::: EXTRACTED INFORMATION :::
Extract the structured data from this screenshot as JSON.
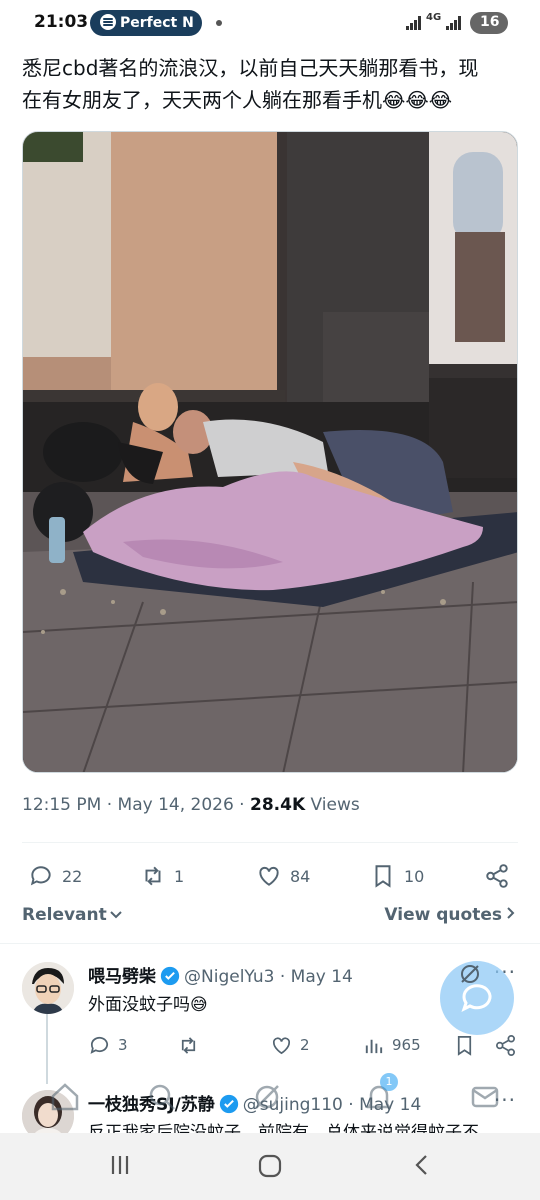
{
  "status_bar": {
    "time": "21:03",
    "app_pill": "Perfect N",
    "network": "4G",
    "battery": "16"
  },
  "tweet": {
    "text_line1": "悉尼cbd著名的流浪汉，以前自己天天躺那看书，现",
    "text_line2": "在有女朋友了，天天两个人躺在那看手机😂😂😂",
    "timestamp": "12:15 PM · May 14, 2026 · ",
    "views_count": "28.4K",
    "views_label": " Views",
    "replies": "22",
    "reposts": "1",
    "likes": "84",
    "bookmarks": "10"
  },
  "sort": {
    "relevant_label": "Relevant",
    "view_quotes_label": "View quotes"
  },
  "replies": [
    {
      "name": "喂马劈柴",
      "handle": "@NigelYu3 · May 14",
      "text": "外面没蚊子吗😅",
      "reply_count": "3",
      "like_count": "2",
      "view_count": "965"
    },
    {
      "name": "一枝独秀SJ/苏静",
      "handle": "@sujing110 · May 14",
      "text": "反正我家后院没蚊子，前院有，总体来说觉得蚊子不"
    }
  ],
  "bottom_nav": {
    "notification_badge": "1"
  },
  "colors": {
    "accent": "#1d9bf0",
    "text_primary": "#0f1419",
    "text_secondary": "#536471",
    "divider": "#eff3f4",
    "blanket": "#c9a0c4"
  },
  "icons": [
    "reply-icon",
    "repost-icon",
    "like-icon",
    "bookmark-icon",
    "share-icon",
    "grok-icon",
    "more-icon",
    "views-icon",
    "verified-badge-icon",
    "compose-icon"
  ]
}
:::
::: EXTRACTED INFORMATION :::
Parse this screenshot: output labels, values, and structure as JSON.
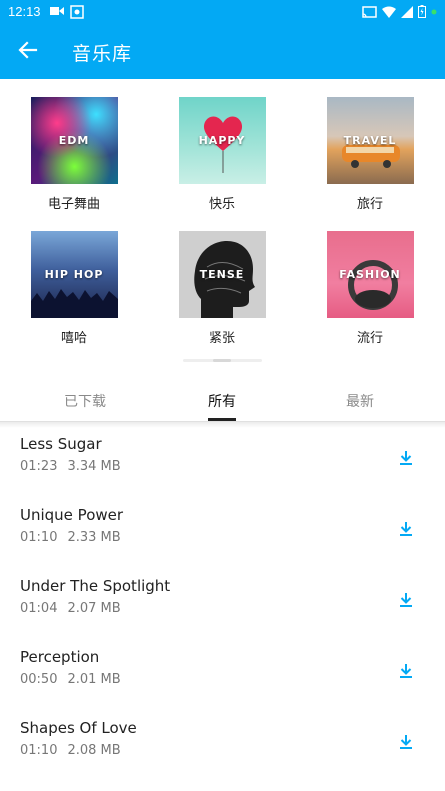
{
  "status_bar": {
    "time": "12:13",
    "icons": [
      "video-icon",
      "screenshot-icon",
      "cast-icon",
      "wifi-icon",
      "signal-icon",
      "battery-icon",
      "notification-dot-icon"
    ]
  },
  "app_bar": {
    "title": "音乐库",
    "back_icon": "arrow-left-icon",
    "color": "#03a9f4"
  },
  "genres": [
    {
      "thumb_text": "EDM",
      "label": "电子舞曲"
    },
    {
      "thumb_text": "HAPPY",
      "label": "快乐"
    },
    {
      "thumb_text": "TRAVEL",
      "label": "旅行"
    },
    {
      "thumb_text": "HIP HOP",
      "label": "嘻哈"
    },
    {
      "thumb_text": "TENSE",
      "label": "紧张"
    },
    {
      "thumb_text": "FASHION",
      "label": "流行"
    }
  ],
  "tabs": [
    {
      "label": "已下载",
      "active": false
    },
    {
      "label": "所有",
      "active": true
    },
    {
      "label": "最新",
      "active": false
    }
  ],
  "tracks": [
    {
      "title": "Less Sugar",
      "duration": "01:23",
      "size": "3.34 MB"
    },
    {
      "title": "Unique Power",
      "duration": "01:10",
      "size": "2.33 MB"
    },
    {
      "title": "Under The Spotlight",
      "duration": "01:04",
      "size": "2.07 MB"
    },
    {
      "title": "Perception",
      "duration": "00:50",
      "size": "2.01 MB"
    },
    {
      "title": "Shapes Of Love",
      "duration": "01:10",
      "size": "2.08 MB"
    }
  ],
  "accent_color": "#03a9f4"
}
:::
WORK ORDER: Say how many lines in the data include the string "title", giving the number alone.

TASK RESPONSE: 6